**DATA FOR THIS EXERCISE**
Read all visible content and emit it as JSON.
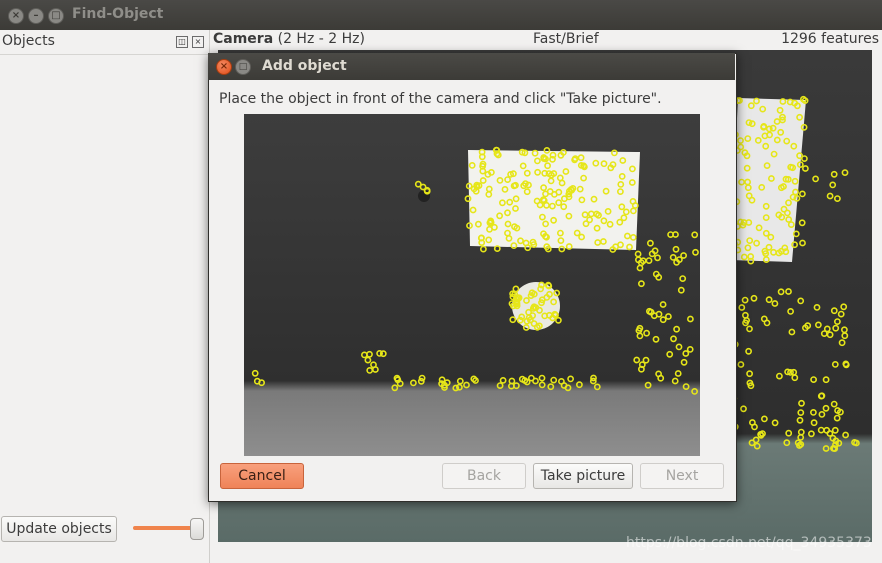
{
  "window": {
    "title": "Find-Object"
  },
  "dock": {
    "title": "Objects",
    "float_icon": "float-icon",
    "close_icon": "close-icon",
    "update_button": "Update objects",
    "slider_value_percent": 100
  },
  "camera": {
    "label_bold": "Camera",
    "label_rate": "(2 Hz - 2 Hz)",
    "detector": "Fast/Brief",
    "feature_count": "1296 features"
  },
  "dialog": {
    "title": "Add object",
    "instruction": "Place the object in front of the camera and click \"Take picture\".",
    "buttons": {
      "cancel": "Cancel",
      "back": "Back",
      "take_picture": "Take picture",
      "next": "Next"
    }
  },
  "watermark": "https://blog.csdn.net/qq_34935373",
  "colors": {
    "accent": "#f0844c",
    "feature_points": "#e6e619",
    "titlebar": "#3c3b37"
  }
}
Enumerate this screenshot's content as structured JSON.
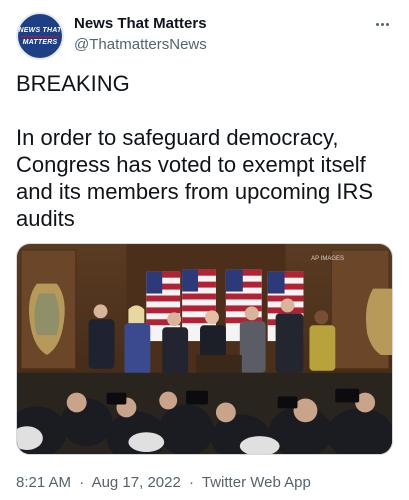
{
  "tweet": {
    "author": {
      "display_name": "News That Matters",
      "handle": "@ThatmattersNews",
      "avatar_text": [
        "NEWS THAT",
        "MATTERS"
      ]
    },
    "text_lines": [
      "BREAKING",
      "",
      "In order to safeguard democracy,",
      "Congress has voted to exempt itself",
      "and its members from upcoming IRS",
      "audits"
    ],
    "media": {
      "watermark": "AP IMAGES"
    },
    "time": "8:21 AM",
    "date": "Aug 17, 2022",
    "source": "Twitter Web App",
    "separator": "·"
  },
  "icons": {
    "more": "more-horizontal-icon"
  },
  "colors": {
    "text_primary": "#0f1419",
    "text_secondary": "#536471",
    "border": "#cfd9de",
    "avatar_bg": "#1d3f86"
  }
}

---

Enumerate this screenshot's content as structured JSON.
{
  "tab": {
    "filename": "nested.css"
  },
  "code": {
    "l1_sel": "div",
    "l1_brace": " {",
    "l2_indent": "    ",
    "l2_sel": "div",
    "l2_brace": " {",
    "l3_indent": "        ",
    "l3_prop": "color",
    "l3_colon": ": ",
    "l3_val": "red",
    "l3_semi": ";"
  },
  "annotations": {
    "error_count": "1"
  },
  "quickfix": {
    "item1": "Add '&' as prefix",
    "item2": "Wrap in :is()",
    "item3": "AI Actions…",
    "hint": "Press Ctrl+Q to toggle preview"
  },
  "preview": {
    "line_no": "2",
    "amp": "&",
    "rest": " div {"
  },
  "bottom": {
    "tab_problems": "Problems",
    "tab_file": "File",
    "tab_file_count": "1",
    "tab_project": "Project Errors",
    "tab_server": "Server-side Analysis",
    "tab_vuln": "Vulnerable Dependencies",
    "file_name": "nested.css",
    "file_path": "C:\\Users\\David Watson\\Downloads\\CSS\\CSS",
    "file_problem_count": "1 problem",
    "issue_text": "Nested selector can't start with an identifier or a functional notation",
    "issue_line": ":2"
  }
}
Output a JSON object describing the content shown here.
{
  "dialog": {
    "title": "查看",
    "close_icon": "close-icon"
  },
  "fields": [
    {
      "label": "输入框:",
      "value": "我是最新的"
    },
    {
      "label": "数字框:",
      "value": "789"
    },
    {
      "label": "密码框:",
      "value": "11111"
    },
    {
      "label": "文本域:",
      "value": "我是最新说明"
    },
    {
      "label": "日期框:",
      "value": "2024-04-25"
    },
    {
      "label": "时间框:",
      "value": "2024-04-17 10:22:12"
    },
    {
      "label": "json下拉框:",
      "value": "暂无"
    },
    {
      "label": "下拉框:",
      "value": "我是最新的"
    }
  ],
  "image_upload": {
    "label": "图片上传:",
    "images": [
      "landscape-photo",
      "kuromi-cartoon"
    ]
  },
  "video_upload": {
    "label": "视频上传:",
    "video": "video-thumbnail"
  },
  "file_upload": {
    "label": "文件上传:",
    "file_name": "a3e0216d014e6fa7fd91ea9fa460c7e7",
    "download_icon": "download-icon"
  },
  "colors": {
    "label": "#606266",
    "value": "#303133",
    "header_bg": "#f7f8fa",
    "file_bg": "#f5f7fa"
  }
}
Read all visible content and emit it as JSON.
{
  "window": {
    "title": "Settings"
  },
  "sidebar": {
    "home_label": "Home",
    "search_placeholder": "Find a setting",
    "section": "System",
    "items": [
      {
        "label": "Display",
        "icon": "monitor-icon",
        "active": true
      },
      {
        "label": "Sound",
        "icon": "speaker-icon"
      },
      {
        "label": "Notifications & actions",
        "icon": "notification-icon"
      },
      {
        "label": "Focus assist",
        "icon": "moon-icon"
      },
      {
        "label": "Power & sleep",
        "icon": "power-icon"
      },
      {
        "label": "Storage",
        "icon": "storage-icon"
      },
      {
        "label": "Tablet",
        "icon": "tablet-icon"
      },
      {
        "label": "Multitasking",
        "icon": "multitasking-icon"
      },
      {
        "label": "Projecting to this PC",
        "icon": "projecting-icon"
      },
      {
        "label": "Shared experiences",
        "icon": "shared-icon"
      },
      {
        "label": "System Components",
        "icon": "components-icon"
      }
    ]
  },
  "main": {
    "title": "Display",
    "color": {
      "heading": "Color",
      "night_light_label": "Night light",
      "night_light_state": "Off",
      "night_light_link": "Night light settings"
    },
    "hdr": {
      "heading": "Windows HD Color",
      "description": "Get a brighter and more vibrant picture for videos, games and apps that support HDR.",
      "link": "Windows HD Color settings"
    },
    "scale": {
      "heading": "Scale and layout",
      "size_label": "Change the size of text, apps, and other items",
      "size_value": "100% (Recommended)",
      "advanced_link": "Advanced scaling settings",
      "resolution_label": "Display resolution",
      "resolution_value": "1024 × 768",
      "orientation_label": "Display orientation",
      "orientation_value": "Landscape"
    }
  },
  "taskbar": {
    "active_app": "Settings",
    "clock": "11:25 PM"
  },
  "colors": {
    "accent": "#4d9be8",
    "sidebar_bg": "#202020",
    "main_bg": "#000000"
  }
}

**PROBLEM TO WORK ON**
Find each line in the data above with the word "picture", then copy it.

**SOLUTION TO THIS TASK**
    "instruction": "Place the object in front of the camera and click \"Take picture\".",
      "take_picture": "Take picture",
      "description": "Get a brighter and more vibrant picture for videos, games and apps that support HDR.",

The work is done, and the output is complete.